* [Try it]: In the material below, find each line with the word "title" and list it.

* [Data supplied]:
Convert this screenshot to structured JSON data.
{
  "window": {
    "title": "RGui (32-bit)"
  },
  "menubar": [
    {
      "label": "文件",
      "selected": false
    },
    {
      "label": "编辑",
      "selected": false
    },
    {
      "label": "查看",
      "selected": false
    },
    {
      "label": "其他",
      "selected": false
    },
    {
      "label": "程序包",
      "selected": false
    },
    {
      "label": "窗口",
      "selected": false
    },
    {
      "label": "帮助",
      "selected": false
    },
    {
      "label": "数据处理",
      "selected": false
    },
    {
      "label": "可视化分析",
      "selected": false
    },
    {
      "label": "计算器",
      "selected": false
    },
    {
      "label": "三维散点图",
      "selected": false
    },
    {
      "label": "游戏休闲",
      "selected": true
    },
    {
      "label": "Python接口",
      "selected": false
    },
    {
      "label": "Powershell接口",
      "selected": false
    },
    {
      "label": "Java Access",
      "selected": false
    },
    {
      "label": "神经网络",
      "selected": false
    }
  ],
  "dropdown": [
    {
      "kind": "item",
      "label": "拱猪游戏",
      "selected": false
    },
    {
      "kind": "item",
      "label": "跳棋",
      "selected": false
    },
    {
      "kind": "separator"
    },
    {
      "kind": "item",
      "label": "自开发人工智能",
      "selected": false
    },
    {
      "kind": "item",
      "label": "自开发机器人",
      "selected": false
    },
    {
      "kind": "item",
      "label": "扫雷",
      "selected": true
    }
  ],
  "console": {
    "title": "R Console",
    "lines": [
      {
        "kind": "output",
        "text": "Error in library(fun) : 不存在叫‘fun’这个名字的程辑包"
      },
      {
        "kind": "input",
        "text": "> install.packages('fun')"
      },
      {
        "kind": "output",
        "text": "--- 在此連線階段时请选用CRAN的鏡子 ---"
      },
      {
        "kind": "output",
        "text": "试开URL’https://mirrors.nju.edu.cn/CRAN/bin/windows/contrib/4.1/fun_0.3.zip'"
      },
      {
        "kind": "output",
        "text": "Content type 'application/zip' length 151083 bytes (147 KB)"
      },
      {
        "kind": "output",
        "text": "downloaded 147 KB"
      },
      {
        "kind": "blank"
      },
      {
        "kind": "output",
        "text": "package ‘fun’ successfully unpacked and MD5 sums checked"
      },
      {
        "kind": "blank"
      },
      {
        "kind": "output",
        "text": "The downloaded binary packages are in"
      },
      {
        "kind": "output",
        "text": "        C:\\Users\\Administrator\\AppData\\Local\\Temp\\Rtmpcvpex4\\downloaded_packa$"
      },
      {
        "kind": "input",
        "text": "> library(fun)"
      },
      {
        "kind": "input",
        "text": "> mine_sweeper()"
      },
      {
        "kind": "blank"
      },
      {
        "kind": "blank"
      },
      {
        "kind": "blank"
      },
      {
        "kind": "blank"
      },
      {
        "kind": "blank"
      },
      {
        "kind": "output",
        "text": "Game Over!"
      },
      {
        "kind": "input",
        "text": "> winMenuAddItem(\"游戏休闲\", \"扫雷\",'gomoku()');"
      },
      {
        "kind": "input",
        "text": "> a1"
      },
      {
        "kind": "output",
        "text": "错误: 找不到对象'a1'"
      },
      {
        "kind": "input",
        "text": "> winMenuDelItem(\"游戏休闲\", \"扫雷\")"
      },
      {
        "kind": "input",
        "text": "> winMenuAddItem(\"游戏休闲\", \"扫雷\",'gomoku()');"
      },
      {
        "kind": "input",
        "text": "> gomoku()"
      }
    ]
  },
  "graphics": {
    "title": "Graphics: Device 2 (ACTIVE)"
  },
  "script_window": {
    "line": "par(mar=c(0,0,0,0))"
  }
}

* [Solution for this task]:
    "title": "RGui (32-bit)"
    "title": "R Console",
    "title": "Graphics: Device 2 (ACTIVE)"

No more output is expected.